What you should do: Without the pictures, repeat all of the data exactly as it appears below.

Web page and app entries:
◆ ◆ ◆ ◆

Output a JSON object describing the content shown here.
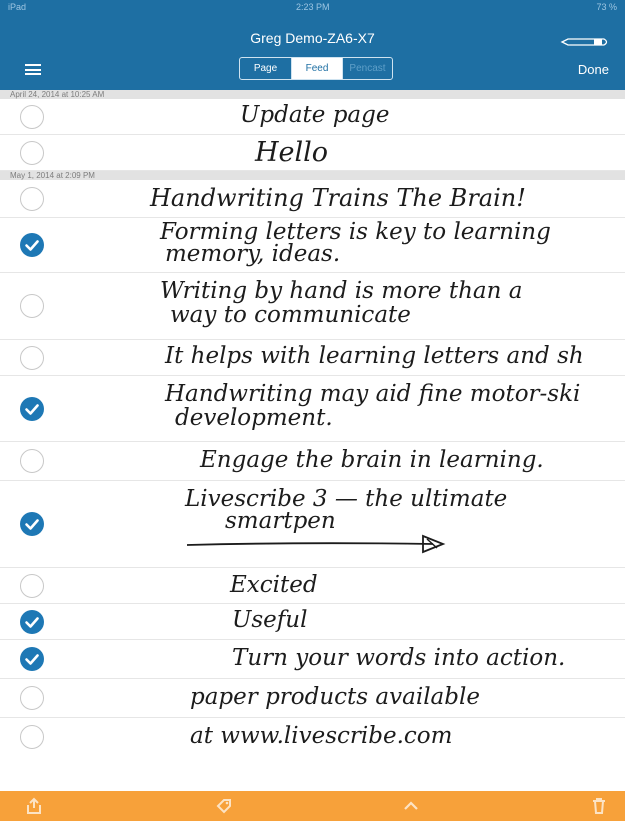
{
  "status": {
    "carrier": "iPad",
    "time": "2:23 PM",
    "battery": "73 %"
  },
  "nav": {
    "title": "Greg Demo-ZA6-X7",
    "done_label": "Done",
    "segments": [
      "Page",
      "Feed",
      "Pencast"
    ],
    "selected_segment": "Feed"
  },
  "sections": [
    {
      "header": "April 24, 2014 at 10:25 AM",
      "rows": [
        {
          "checked": false,
          "lines": [
            "Update page"
          ]
        },
        {
          "checked": false,
          "lines": [
            "Hello"
          ]
        }
      ]
    },
    {
      "header": "May 1, 2014 at 2:09 PM",
      "rows": [
        {
          "checked": false,
          "lines": [
            "Handwriting Trains The Brain!"
          ]
        },
        {
          "checked": true,
          "lines": [
            "Forming letters is key to learning",
            "memory, ideas."
          ]
        },
        {
          "checked": false,
          "lines": [
            "Writing by hand is more than a",
            "way to communicate"
          ]
        },
        {
          "checked": false,
          "lines": [
            "It helps with learning letters and sh"
          ]
        },
        {
          "checked": true,
          "lines": [
            "Handwriting may aid fine motor-ski",
            "development."
          ]
        },
        {
          "checked": false,
          "lines": [
            "Engage the brain in learning."
          ]
        },
        {
          "checked": true,
          "lines": [
            "Livescribe 3 — the ultimate",
            "smartpen"
          ]
        },
        {
          "checked": false,
          "lines": [
            "Excited"
          ]
        },
        {
          "checked": true,
          "lines": [
            "Useful"
          ]
        },
        {
          "checked": true,
          "lines": [
            "Turn your words into action."
          ]
        },
        {
          "checked": false,
          "lines": [
            "paper products available"
          ]
        },
        {
          "checked": false,
          "lines": [
            "at www.livescribe.com"
          ]
        }
      ]
    }
  ],
  "toolbar": {
    "icons": [
      "share-icon",
      "tag-icon",
      "chevron-up-icon",
      "trash-icon"
    ]
  },
  "colors": {
    "nav": "#1e6fa3",
    "check": "#1e78b5",
    "toolbar": "#f7a13a"
  }
}
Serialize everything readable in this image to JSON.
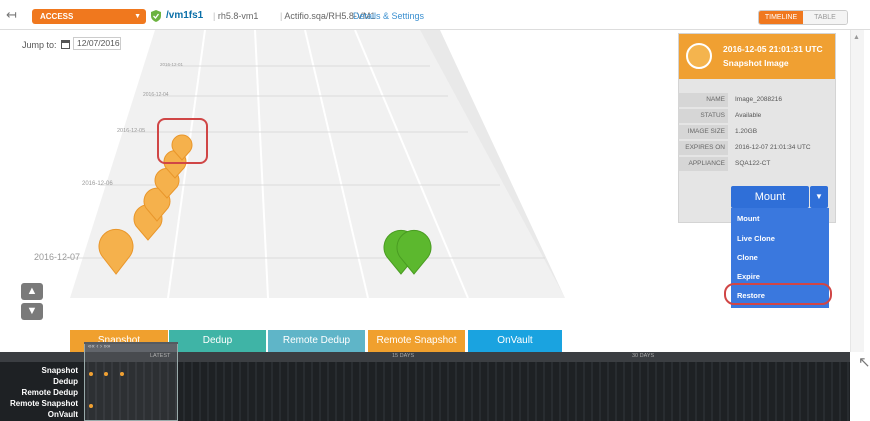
{
  "topbar": {
    "access_label": "ACCESS",
    "vm_name": "/vm1fs1",
    "host": "rh5.8-vm1",
    "app_path": "Actifio.sqa/RH5.8-VM1",
    "details_link": "Details & Settings",
    "view_timeline": "TIMELINE",
    "view_table": "TABLE"
  },
  "jump": {
    "label": "Jump to:",
    "date": "12/07/2016"
  },
  "timeline": {
    "date_labels": [
      "2016-12-01",
      "2016-12-04",
      "2016-12-05",
      "2016-12-06",
      "2016-12-07"
    ],
    "lanes": [
      "Snapshot",
      "Dedup",
      "Remote Dedup",
      "Remote Snapshot",
      "OnVault"
    ],
    "lane_colors": [
      "#f0a02e",
      "#3fb4a6",
      "#5fb5c8",
      "#f0a02e",
      "#1aa3e0"
    ]
  },
  "details": {
    "title": "2016-12-05 21:01:31 UTC",
    "subtitle": "Snapshot Image",
    "fields": [
      {
        "key": "NAME",
        "value": "Image_2088216"
      },
      {
        "key": "STATUS",
        "value": "Available"
      },
      {
        "key": "IMAGE SIZE",
        "value": "1.20GB"
      },
      {
        "key": "EXPIRES ON",
        "value": "2016-12-07 21:01:34 UTC"
      },
      {
        "key": "APPLIANCE",
        "value": "SQA122-CT"
      }
    ]
  },
  "mount": {
    "button": "Mount",
    "menu": [
      "Mount",
      "Live Clone",
      "Clone",
      "Expire",
      "Restore"
    ]
  },
  "nav": {
    "up": "▲",
    "down": "▼"
  },
  "bottom": {
    "window_label": "«« ‹        › »»",
    "latest": "LATEST",
    "days15": "15 DAYS",
    "days30": "30 DAYS",
    "rows": [
      "Snapshot",
      "Dedup",
      "Remote Dedup",
      "Remote Snapshot",
      "OnVault"
    ]
  },
  "colors": {
    "accent": "#f0781e",
    "pin": "#f0a02e",
    "pin_green": "#5cb82e",
    "mount": "#2f6fd8",
    "ring": "#d04646"
  }
}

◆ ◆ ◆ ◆

Final answer:
Output a JSON object describing the content shown here.
{
  "status": {
    "carrier": "iPad",
    "time": "2:23 PM",
    "battery": "73 %"
  },
  "nav": {
    "title": "Greg Demo-ZA6-X7",
    "done_label": "Done",
    "segments": [
      "Page",
      "Feed",
      "Pencast"
    ],
    "selected_segment": "Feed"
  },
  "sections": [
    {
      "header": "April 24, 2014 at 10:25 AM",
      "rows": [
        {
          "checked": false,
          "lines": [
            "Update page"
          ]
        },
        {
          "checked": false,
          "lines": [
            "Hello"
          ]
        }
      ]
    },
    {
      "header": "May 1, 2014 at 2:09 PM",
      "rows": [
        {
          "checked": false,
          "lines": [
            "Handwriting Trains The Brain!"
          ]
        },
        {
          "checked": true,
          "lines": [
            "Forming letters is key to learning",
            "memory, ideas."
          ]
        },
        {
          "checked": false,
          "lines": [
            "Writing by hand is more than a",
            "way to communicate"
          ]
        },
        {
          "checked": false,
          "lines": [
            "It helps with learning letters and sh"
          ]
        },
        {
          "checked": true,
          "lines": [
            "Handwriting may aid fine motor-ski",
            "development."
          ]
        },
        {
          "checked": false,
          "lines": [
            "Engage the brain in learning."
          ]
        },
        {
          "checked": true,
          "lines": [
            "Livescribe 3 — the ultimate",
            "smartpen"
          ]
        },
        {
          "checked": false,
          "lines": [
            "Excited"
          ]
        },
        {
          "checked": true,
          "lines": [
            "Useful"
          ]
        },
        {
          "checked": true,
          "lines": [
            "Turn your words into action."
          ]
        },
        {
          "checked": false,
          "lines": [
            "paper products available"
          ]
        },
        {
          "checked": false,
          "lines": [
            "at www.livescribe.com"
          ]
        }
      ]
    }
  ],
  "toolbar": {
    "icons": [
      "share-icon",
      "tag-icon",
      "chevron-up-icon",
      "trash-icon"
    ]
  },
  "colors": {
    "nav": "#1e6fa3",
    "check": "#1e78b5",
    "toolbar": "#f7a13a"
  }
}
Serialize everything readable in this image to JSON.
{
  "topbar": {
    "access_label": "ACCESS",
    "vm_name": "/vm1fs1",
    "host": "rh5.8-vm1",
    "app_path": "Actifio.sqa/RH5.8-VM1",
    "details_link": "Details & Settings",
    "view_timeline": "TIMELINE",
    "view_table": "TABLE"
  },
  "jump": {
    "label": "Jump to:",
    "date": "12/07/2016"
  },
  "timeline": {
    "date_labels": [
      "2016-12-01",
      "2016-12-04",
      "2016-12-05",
      "2016-12-06",
      "2016-12-07"
    ],
    "lanes": [
      "Snapshot",
      "Dedup",
      "Remote Dedup",
      "Remote Snapshot",
      "OnVault"
    ],
    "lane_colors": [
      "#f0a02e",
      "#3fb4a6",
      "#5fb5c8",
      "#f0a02e",
      "#1aa3e0"
    ]
  },
  "details": {
    "title": "2016-12-05 21:01:31 UTC",
    "subtitle": "Snapshot Image",
    "fields": [
      {
        "key": "NAME",
        "value": "Image_2088216"
      },
      {
        "key": "STATUS",
        "value": "Available"
      },
      {
        "key": "IMAGE SIZE",
        "value": "1.20GB"
      },
      {
        "key": "EXPIRES ON",
        "value": "2016-12-07 21:01:34 UTC"
      },
      {
        "key": "APPLIANCE",
        "value": "SQA122-CT"
      }
    ]
  },
  "mount": {
    "button": "Mount",
    "menu": [
      "Mount",
      "Live Clone",
      "Clone",
      "Expire",
      "Restore"
    ]
  },
  "nav": {
    "up": "▲",
    "down": "▼"
  },
  "bottom": {
    "window_label": "«« ‹        › »»",
    "latest": "LATEST",
    "days15": "15 DAYS",
    "days30": "30 DAYS",
    "rows": [
      "Snapshot",
      "Dedup",
      "Remote Dedup",
      "Remote Snapshot",
      "OnVault"
    ]
  },
  "colors": {
    "accent": "#f0781e",
    "pin": "#f0a02e",
    "pin_green": "#5cb82e",
    "mount": "#2f6fd8",
    "ring": "#d04646"
  }
}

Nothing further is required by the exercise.